Records from a data collection
......

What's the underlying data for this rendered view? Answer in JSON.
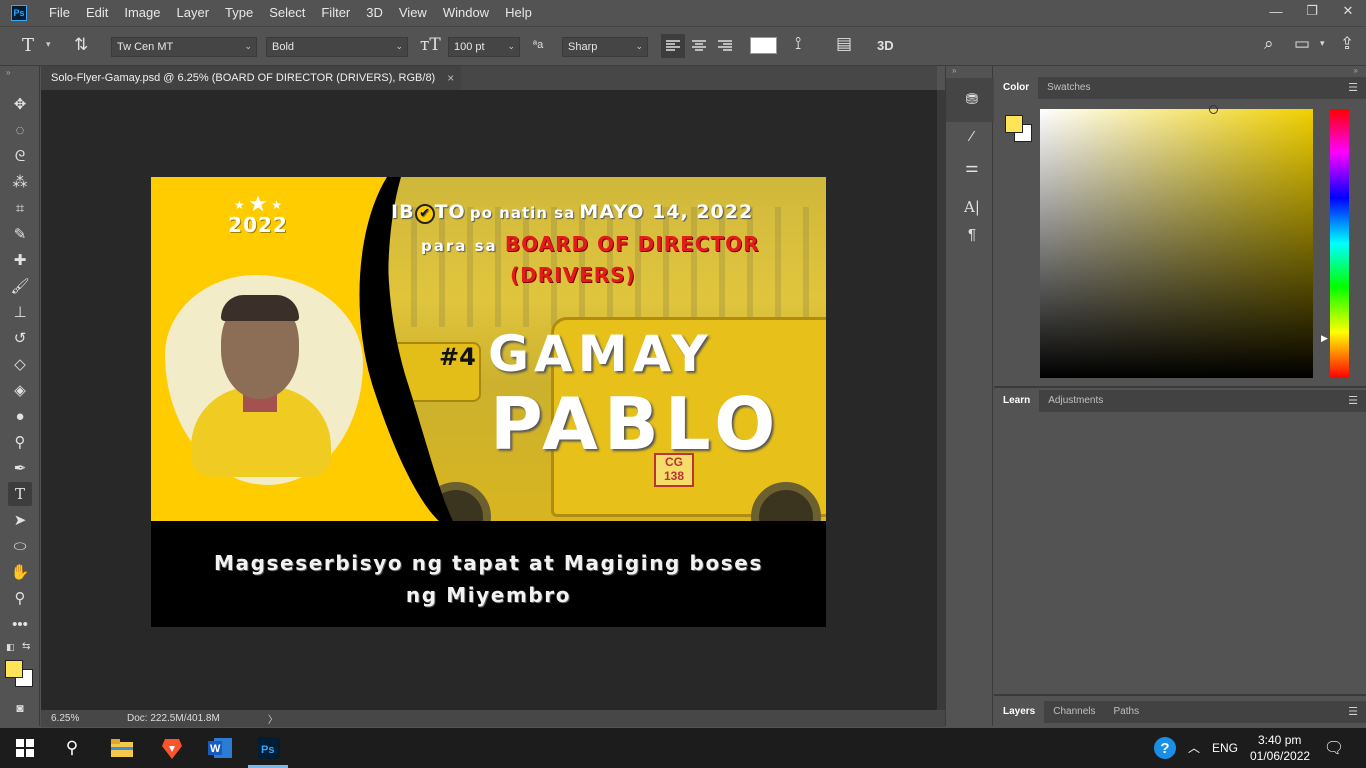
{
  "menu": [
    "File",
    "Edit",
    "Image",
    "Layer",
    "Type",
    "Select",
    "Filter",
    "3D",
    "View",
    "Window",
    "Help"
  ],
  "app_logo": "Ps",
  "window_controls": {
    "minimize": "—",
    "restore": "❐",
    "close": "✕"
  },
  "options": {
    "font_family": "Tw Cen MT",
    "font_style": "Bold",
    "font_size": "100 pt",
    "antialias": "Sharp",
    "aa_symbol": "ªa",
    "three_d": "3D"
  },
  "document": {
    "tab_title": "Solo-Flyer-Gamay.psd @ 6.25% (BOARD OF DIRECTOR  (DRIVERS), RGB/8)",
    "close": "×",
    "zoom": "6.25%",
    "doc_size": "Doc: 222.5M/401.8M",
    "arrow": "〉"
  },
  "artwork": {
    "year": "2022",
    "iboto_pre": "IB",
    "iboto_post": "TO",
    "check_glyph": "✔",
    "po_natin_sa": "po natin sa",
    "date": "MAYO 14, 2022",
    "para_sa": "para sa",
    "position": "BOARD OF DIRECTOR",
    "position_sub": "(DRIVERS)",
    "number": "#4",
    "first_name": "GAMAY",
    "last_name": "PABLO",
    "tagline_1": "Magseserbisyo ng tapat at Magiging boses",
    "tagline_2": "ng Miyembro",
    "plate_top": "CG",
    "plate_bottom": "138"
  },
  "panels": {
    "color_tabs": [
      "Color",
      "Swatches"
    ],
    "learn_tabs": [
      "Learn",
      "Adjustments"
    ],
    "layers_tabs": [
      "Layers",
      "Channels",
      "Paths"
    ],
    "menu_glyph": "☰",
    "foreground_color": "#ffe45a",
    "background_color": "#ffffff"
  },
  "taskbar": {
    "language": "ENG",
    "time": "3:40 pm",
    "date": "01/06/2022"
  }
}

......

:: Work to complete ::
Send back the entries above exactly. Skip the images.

:: Response for this exercise ::
What's the underlying data for this rendered view? Answer in JSON.
{
  "menu": [
    "File",
    "Edit",
    "Image",
    "Layer",
    "Type",
    "Select",
    "Filter",
    "3D",
    "View",
    "Window",
    "Help"
  ],
  "app_logo": "Ps",
  "window_controls": {
    "minimize": "—",
    "restore": "❐",
    "close": "✕"
  },
  "options": {
    "font_family": "Tw Cen MT",
    "font_style": "Bold",
    "font_size": "100 pt",
    "antialias": "Sharp",
    "aa_symbol": "ªa",
    "three_d": "3D"
  },
  "document": {
    "tab_title": "Solo-Flyer-Gamay.psd @ 6.25% (BOARD OF DIRECTOR  (DRIVERS), RGB/8)",
    "close": "×",
    "zoom": "6.25%",
    "doc_size": "Doc: 222.5M/401.8M",
    "arrow": "〉"
  },
  "artwork": {
    "year": "2022",
    "iboto_pre": "IB",
    "iboto_post": "TO",
    "check_glyph": "✔",
    "po_natin_sa": "po natin sa",
    "date": "MAYO 14, 2022",
    "para_sa": "para sa",
    "position": "BOARD OF DIRECTOR",
    "position_sub": "(DRIVERS)",
    "number": "#4",
    "first_name": "GAMAY",
    "last_name": "PABLO",
    "tagline_1": "Magseserbisyo ng tapat at Magiging boses",
    "tagline_2": "ng Miyembro",
    "plate_top": "CG",
    "plate_bottom": "138"
  },
  "panels": {
    "color_tabs": [
      "Color",
      "Swatches"
    ],
    "learn_tabs": [
      "Learn",
      "Adjustments"
    ],
    "layers_tabs": [
      "Layers",
      "Channels",
      "Paths"
    ],
    "menu_glyph": "☰",
    "foreground_color": "#ffe45a",
    "background_color": "#ffffff"
  },
  "taskbar": {
    "language": "ENG",
    "time": "3:40 pm",
    "date": "01/06/2022"
  }
}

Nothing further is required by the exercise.